┌─ LISTED RECORDS

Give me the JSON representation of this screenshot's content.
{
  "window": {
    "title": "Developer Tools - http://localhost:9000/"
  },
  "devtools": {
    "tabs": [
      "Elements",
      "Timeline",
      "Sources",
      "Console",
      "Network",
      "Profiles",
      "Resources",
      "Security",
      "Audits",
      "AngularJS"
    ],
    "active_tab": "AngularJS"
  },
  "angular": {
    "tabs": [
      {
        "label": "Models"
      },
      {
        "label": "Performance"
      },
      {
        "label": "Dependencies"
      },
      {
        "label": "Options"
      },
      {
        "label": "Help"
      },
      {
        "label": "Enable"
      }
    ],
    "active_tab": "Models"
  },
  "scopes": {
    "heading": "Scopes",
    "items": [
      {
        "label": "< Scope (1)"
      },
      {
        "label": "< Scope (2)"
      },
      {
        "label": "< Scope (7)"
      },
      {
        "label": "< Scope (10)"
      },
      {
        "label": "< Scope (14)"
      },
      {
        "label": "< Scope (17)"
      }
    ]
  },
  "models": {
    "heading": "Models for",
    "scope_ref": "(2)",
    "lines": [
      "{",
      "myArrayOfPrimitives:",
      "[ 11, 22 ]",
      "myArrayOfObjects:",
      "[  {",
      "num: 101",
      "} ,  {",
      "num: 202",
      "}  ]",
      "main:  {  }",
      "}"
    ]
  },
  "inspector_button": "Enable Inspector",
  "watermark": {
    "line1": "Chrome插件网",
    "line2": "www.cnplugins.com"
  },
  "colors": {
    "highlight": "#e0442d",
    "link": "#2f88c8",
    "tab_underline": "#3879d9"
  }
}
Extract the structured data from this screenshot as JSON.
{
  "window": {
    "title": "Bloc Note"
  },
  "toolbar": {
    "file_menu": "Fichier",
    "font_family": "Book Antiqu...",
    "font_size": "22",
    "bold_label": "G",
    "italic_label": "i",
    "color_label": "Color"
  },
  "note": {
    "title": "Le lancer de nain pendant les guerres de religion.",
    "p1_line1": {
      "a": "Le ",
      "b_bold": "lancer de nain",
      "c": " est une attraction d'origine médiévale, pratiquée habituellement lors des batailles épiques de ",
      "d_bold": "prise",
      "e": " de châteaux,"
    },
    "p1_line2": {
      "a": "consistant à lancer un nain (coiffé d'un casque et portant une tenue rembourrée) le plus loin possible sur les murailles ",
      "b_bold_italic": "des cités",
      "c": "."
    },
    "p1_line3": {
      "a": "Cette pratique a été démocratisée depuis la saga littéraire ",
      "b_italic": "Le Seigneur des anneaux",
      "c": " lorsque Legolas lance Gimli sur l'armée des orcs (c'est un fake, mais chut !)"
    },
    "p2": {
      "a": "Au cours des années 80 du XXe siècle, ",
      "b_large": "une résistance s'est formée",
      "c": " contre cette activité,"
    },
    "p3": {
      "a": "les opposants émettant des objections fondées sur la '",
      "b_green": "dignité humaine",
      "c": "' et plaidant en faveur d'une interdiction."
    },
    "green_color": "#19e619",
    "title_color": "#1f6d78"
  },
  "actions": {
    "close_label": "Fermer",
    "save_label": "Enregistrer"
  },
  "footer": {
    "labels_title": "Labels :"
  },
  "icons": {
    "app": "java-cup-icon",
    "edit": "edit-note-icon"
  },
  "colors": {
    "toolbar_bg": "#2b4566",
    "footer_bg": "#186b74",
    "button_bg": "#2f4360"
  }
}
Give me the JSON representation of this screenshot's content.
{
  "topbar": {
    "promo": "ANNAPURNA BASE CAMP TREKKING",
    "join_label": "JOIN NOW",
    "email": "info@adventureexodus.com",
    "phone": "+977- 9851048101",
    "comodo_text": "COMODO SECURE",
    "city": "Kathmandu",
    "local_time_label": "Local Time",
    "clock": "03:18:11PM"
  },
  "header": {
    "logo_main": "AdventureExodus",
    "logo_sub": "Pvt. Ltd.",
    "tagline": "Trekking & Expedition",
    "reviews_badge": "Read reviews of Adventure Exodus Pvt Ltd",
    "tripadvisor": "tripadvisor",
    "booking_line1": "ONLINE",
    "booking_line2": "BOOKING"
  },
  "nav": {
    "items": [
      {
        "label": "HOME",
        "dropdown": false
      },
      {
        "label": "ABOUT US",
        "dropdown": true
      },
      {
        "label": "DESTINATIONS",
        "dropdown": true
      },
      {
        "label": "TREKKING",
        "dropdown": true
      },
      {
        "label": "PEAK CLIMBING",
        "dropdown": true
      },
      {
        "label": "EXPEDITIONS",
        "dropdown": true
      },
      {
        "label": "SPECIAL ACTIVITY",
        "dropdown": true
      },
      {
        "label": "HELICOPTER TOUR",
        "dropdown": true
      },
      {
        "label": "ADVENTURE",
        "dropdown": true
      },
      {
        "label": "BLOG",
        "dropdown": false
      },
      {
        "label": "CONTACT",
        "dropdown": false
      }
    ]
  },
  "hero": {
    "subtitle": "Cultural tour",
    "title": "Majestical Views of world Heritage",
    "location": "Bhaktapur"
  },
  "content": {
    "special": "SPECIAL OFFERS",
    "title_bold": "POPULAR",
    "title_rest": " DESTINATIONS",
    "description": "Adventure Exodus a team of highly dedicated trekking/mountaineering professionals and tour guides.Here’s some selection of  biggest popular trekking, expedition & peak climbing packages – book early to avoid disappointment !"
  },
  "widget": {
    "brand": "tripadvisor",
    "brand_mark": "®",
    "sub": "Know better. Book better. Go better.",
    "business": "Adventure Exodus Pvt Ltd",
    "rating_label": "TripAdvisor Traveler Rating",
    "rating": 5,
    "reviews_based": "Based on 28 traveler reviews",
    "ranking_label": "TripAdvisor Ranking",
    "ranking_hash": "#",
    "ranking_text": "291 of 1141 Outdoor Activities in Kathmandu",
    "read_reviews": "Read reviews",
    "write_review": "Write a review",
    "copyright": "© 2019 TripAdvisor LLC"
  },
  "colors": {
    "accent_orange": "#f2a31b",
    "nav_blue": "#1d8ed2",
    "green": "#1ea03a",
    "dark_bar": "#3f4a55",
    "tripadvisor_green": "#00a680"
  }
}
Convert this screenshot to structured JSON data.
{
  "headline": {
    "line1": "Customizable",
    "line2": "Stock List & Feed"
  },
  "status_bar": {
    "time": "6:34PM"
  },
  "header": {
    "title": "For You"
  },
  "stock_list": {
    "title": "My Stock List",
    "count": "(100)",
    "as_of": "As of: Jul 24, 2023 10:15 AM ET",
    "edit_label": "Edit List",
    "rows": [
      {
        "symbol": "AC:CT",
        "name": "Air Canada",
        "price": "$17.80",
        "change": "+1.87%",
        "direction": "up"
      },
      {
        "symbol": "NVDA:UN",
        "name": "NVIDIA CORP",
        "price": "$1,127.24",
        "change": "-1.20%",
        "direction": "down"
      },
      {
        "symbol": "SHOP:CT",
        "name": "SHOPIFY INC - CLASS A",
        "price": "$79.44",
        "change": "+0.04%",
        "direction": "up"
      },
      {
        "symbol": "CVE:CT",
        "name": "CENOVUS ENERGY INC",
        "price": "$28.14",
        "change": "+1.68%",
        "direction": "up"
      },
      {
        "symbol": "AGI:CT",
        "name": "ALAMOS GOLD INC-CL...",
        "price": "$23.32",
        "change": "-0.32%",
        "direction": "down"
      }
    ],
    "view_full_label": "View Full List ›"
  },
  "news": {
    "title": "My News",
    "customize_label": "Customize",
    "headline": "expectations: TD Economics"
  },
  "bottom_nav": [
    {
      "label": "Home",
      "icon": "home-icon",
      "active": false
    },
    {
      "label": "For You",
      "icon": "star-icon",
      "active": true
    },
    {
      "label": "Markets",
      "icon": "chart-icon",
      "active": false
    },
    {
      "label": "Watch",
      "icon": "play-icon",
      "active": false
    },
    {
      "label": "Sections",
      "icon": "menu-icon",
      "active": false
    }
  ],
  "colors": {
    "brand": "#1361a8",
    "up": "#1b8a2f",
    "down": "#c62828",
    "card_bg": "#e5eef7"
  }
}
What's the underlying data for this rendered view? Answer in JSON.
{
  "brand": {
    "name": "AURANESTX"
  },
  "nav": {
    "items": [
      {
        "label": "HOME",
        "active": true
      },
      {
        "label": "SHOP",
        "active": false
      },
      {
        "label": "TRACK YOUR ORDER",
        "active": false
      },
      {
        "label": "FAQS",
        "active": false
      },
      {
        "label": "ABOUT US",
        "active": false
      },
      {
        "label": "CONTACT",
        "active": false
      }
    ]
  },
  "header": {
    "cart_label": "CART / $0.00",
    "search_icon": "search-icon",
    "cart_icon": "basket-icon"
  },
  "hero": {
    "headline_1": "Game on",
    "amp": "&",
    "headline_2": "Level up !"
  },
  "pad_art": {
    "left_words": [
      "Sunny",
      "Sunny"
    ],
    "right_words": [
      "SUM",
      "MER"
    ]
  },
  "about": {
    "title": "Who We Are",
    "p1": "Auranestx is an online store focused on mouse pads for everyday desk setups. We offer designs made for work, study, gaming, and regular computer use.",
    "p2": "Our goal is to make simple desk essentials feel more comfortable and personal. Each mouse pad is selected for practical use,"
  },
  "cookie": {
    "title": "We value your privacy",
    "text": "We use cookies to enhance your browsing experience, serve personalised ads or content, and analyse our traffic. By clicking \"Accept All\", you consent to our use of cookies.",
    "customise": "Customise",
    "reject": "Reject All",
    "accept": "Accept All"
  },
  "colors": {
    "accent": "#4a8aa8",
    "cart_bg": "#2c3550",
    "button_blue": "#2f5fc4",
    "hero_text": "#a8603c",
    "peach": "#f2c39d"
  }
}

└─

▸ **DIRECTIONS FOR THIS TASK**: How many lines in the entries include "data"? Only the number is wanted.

▸ **SOLVED EXERCISE**: 3